The FDA is strengthening existing warnings about kidney injury risk for a popular class of type 2 diabetes drugs. The medications, Invokana and Invokamet (canagliflozin), as well as Farxiga and Xigduo XR (dapagliflozin), belong to a relatively new class of drugs called sodium-glucose cotransporter-2 (SGLT2) inhibitors. Between March 2013 and October 2015, the agency said it received word of 101 cases of acute kidney injury associated with the meds. The FDA is advising doctors to monitor a patient’s kidney function prior starting and while on therapy, and avoid prescribing the drugs to patients who may be predisposed to kidney injury. Posted June 14, 2016. Via FDA.

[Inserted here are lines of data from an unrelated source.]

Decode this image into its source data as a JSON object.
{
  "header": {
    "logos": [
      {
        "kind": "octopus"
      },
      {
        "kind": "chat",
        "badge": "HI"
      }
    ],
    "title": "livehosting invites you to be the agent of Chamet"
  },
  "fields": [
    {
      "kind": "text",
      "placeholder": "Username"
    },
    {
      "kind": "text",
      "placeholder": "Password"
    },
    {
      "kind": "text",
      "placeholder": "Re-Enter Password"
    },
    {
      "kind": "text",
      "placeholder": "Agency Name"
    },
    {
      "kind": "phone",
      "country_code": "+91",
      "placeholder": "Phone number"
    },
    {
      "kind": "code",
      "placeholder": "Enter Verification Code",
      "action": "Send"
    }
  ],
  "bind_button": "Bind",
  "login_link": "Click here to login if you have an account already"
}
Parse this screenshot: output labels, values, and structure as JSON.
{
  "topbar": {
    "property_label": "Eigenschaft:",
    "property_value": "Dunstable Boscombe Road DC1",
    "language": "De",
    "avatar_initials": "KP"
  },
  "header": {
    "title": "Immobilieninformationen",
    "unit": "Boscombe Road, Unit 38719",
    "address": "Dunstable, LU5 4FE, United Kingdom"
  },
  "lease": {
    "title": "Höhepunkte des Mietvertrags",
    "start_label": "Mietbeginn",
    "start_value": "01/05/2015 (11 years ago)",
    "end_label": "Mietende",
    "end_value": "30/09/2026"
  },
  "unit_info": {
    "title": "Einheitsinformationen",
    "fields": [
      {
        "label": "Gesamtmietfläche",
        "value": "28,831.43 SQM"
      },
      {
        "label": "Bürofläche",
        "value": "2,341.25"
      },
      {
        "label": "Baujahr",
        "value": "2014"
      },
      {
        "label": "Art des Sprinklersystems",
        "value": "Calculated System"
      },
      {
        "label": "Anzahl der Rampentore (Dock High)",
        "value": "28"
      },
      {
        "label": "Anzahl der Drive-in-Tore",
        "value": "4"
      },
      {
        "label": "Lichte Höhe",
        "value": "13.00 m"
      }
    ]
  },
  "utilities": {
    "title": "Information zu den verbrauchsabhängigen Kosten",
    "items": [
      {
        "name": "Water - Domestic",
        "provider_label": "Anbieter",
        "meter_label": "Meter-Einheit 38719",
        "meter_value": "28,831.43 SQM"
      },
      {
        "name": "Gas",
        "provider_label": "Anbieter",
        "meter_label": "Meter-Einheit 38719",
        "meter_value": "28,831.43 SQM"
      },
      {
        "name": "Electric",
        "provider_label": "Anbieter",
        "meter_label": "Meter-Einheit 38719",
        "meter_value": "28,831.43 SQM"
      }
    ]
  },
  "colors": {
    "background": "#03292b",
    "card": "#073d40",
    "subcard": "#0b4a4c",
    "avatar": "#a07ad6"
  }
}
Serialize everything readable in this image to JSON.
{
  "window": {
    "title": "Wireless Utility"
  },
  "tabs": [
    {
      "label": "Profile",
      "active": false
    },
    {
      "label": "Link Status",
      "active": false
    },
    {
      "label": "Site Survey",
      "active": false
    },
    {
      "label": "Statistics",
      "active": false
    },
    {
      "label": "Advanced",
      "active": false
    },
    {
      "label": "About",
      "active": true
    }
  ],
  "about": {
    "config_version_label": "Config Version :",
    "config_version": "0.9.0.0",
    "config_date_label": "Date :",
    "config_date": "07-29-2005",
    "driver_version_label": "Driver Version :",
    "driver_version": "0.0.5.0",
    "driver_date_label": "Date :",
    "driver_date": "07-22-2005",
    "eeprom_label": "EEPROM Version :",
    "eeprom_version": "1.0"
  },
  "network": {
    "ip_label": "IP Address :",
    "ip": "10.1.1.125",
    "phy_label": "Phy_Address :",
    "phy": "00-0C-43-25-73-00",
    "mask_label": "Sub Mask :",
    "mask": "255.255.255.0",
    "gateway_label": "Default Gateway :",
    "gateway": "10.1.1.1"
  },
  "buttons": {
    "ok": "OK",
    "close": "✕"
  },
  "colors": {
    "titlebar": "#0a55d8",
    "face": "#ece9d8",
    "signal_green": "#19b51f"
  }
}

The FDA is calling on drugmakers to conduct long-term bone quality studies for the development of new osteoporosis treatments. The agency says in its guidance that the nonclinical studies are needed to investigate whether long-term use of osteoporosis drugs results in poorer bone quality. Because the studies are not to be conducted in humans, the FDA says companies should conduct studies in 2 animal species. In addition, the FDA is advising drugmakers that are developing anabolic drugs for osteoporosis study whether they have the potential to cause cancer. The agency says previous studies have shown potential for bone tumor growth in mice and rats when given parathyroid hormone (PTH) and parathyroid hormone-related peptide (PTHrP) drugs. Posted June 13, 2016. Via Regulatory Affairs Professionals Society.